The task: Copy the records below without altering a single word.
#### Material supplied ####
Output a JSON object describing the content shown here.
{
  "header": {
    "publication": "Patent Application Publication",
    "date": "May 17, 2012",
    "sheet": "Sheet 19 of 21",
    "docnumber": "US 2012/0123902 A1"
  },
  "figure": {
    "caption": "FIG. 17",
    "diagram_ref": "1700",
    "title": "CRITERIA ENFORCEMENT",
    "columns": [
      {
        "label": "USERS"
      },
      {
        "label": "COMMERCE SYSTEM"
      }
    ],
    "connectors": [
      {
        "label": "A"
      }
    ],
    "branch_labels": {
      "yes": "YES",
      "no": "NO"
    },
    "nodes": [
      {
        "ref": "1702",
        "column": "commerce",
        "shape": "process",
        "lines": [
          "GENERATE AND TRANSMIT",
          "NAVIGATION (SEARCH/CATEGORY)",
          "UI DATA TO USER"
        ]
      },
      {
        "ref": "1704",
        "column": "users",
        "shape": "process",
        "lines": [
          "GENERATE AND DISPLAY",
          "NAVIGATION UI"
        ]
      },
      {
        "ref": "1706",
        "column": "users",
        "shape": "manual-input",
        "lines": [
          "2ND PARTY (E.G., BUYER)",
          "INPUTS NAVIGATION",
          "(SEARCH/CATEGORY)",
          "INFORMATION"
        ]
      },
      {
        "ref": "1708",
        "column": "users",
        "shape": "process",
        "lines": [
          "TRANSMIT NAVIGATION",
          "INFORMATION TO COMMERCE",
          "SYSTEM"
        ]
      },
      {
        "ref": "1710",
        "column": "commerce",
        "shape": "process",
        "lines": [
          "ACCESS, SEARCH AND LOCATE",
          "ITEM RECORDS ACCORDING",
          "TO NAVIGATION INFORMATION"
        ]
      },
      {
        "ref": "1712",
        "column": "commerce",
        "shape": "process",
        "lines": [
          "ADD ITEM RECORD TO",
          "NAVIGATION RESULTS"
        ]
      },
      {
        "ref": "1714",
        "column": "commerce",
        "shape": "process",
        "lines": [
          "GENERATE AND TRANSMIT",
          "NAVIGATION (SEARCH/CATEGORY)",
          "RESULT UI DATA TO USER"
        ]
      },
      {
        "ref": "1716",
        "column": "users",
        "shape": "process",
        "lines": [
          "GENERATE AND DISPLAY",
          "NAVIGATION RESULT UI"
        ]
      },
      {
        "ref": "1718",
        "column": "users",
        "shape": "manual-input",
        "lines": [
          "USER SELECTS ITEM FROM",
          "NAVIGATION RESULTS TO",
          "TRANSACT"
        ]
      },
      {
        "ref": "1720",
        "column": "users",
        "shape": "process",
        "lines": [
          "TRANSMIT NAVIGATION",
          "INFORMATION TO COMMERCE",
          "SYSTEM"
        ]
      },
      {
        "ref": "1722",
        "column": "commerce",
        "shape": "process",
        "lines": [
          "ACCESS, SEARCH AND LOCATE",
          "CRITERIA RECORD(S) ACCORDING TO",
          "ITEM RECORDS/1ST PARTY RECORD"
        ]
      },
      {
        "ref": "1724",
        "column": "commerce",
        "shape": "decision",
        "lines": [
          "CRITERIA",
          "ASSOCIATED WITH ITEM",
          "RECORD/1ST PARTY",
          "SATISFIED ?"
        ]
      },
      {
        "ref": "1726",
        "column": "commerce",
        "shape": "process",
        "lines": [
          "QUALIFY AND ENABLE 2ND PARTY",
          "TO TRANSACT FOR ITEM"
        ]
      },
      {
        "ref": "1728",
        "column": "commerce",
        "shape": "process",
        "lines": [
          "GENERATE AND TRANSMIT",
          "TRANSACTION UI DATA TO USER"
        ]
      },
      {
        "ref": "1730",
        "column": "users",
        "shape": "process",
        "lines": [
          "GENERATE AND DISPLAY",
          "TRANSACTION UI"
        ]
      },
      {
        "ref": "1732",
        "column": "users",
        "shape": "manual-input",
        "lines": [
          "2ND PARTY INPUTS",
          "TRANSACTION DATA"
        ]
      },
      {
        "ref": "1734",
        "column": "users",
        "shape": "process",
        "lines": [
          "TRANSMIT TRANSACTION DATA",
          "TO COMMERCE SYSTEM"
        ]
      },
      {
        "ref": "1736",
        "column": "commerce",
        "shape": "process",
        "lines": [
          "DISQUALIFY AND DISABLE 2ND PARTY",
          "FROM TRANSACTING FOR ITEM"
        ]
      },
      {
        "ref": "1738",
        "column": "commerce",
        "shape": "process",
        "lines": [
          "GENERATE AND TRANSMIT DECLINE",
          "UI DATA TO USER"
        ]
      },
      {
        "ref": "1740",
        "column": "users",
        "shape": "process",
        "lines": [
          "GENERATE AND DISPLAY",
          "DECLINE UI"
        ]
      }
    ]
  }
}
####
Written answer:
Output a JSON object describing the content shown here.
{
  "header": {
    "publication": "Patent Application Publication",
    "date": "May 17, 2012",
    "sheet": "Sheet 19 of 21",
    "docnumber": "US 2012/0123902 A1"
  },
  "figure": {
    "caption": "FIG. 17",
    "diagram_ref": "1700",
    "title": "CRITERIA ENFORCEMENT",
    "columns": [
      {
        "label": "USERS"
      },
      {
        "label": "COMMERCE SYSTEM"
      }
    ],
    "connectors": [
      {
        "label": "A"
      }
    ],
    "branch_labels": {
      "yes": "YES",
      "no": "NO"
    },
    "nodes": [
      {
        "ref": "1702",
        "column": "commerce",
        "shape": "process",
        "lines": [
          "GENERATE AND TRANSMIT",
          "NAVIGATION (SEARCH/CATEGORY)",
          "UI DATA TO USER"
        ]
      },
      {
        "ref": "1704",
        "column": "users",
        "shape": "process",
        "lines": [
          "GENERATE AND DISPLAY",
          "NAVIGATION UI"
        ]
      },
      {
        "ref": "1706",
        "column": "users",
        "shape": "manual-input",
        "lines": [
          "2ND PARTY (E.G., BUYER)",
          "INPUTS NAVIGATION",
          "(SEARCH/CATEGORY)",
          "INFORMATION"
        ]
      },
      {
        "ref": "1708",
        "column": "users",
        "shape": "process",
        "lines": [
          "TRANSMIT NAVIGATION",
          "INFORMATION TO COMMERCE",
          "SYSTEM"
        ]
      },
      {
        "ref": "1710",
        "column": "commerce",
        "shape": "process",
        "lines": [
          "ACCESS, SEARCH AND LOCATE",
          "ITEM RECORDS ACCORDING",
          "TO NAVIGATION INFORMATION"
        ]
      },
      {
        "ref": "1712",
        "column": "commerce",
        "shape": "process",
        "lines": [
          "ADD ITEM RECORD TO",
          "NAVIGATION RESULTS"
        ]
      },
      {
        "ref": "1714",
        "column": "commerce",
        "shape": "process",
        "lines": [
          "GENERATE AND TRANSMIT",
          "NAVIGATION (SEARCH/CATEGORY)",
          "RESULT UI DATA TO USER"
        ]
      },
      {
        "ref": "1716",
        "column": "users",
        "shape": "process",
        "lines": [
          "GENERATE AND DISPLAY",
          "NAVIGATION RESULT UI"
        ]
      },
      {
        "ref": "1718",
        "column": "users",
        "shape": "manual-input",
        "lines": [
          "USER SELECTS ITEM FROM",
          "NAVIGATION RESULTS TO",
          "TRANSACT"
        ]
      },
      {
        "ref": "1720",
        "column": "users",
        "shape": "process",
        "lines": [
          "TRANSMIT NAVIGATION",
          "INFORMATION TO COMMERCE",
          "SYSTEM"
        ]
      },
      {
        "ref": "1722",
        "column": "commerce",
        "shape": "process",
        "lines": [
          "ACCESS, SEARCH AND LOCATE",
          "CRITERIA RECORD(S) ACCORDING TO",
          "ITEM RECORDS/1ST PARTY RECORD"
        ]
      },
      {
        "ref": "1724",
        "column": "commerce",
        "shape": "decision",
        "lines": [
          "CRITERIA",
          "ASSOCIATED WITH ITEM",
          "RECORD/1ST PARTY",
          "SATISFIED ?"
        ]
      },
      {
        "ref": "1726",
        "column": "commerce",
        "shape": "process",
        "lines": [
          "QUALIFY AND ENABLE 2ND PARTY",
          "TO TRANSACT FOR ITEM"
        ]
      },
      {
        "ref": "1728",
        "column": "commerce",
        "shape": "process",
        "lines": [
          "GENERATE AND TRANSMIT",
          "TRANSACTION UI DATA TO USER"
        ]
      },
      {
        "ref": "1730",
        "column": "users",
        "shape": "process",
        "lines": [
          "GENERATE AND DISPLAY",
          "TRANSACTION UI"
        ]
      },
      {
        "ref": "1732",
        "column": "users",
        "shape": "manual-input",
        "lines": [
          "2ND PARTY INPUTS",
          "TRANSACTION DATA"
        ]
      },
      {
        "ref": "1734",
        "column": "users",
        "shape": "process",
        "lines": [
          "TRANSMIT TRANSACTION DATA",
          "TO COMMERCE SYSTEM"
        ]
      },
      {
        "ref": "1736",
        "column": "commerce",
        "shape": "process",
        "lines": [
          "DISQUALIFY AND DISABLE 2ND PARTY",
          "FROM TRANSACTING FOR ITEM"
        ]
      },
      {
        "ref": "1738",
        "column": "commerce",
        "shape": "process",
        "lines": [
          "GENERATE AND TRANSMIT DECLINE",
          "UI DATA TO USER"
        ]
      },
      {
        "ref": "1740",
        "column": "users",
        "shape": "process",
        "lines": [
          "GENERATE AND DISPLAY",
          "DECLINE UI"
        ]
      }
    ]
  }
}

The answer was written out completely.